Joe Sewell autographed letter from the collection

Mickey Mantle Autograph Baseball 1981
Autograph from 1981.

Ted Williams Autograph Baseball
Autograph from 1981.

blue mosque, sunrise

A friend of mine will soon be traveling to Istanbul. The mention of travel immediately took me back to my visit there now over a decade ago. Amazing city. The sights, the smells, the history. I developed an appreciation for oriental carpets during an earlier trip to Morocco. I ended up with 6. That’s another story. In Istanbul, I was traveling with a buddy and he was interested in a small carpet. We looked around over town. Nothing worked for him and the salesmen were on the pushy side. Later that day we found Harem Carpets in Arasta Bazaar. We chatted with Mustafa, one of the owners, for a bit and made an appointment to return the following morning.

Great experience and beautiful pieces. They take a tremendous amount of pride knowing the history and origin of each piece. If you are in Istanbul check out Harem Carpets.
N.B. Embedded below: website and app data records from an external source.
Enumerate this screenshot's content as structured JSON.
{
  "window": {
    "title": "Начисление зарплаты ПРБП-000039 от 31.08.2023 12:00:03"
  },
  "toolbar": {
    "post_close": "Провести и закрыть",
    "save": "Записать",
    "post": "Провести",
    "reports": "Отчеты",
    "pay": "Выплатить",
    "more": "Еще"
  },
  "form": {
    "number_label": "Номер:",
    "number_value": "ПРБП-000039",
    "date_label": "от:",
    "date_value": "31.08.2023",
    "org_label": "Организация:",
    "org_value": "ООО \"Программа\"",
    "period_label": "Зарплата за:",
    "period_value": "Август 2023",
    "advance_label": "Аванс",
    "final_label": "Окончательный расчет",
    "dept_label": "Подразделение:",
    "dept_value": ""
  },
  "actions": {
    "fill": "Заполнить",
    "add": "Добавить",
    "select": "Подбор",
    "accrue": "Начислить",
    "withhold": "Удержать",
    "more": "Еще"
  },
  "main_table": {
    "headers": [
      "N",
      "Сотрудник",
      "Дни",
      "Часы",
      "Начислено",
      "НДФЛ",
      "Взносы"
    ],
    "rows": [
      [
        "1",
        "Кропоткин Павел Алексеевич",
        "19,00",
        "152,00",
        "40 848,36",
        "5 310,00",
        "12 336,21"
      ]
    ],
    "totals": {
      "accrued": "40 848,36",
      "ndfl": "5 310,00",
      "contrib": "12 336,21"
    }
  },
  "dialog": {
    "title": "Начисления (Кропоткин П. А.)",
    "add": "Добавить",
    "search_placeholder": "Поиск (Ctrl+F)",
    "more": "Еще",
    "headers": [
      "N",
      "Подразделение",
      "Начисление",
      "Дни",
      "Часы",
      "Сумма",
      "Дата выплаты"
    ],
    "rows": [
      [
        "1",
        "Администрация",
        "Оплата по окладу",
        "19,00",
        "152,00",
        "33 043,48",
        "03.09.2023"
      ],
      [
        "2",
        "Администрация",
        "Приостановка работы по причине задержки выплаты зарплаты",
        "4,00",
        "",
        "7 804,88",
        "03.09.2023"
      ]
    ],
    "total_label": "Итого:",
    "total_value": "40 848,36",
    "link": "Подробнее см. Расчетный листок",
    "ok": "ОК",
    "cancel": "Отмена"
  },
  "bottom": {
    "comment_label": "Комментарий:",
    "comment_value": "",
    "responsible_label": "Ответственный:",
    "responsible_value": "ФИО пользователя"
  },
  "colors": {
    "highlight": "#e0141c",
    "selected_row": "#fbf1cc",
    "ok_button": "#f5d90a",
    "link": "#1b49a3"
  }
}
Edgar Martinez final at bat October 3, 2004
Edgar’s final at bat

Edgar Martinez was overlooked by the Baseball Writers of America again yesterday. Total shame.
The DH rule has been in place for 40 years this season. Ironically, the rule is older than the Mariners.
The statistics are real and even more impressive given the steroid fueled era in which he played.
He lead teams by example: 7 All Star Games, 2 batting titles and 4 playoff appearances. It is time for a truly great DH to be honored at Cooperstown.

As is often said in baseball, “Wait ’til next year.”

I say this every year. But with the proliferation of Christmas albums, it needs to be said. Before elaborating, I love the Beach Boys. They were a big part of my childhood summers and one of 3 cassette tapes that were allowed in my Mom’s yellow VW Bus.

That said, their take on traditional Christmas standards is terrible. Simply awful. As children, my siblings and I were forced to listen to this terrible, terrible album. As we got older and crafty, copies would go missing. Only to be found by Mom. Later, copies were thrown into the Mississippi River. In a Christmas miracle, new tapes were re-purchased. A few years ago, a CD copy showed up in my stocking. It ended up being left at the in-laws. The disdain for the Beach Boys Christmas has taken a life of its own. But it needs to be said that the singing, harmony and overall musical presentation is truly hazardous to your ears. Want to irritate someone, loop this version of “We Three Kings.” Even “Little Saint Nick” sounds better when covered by the Muppets. Beach Boys are summer. Christmas is Christmas. So have your self a merry little Christmas, forget this album.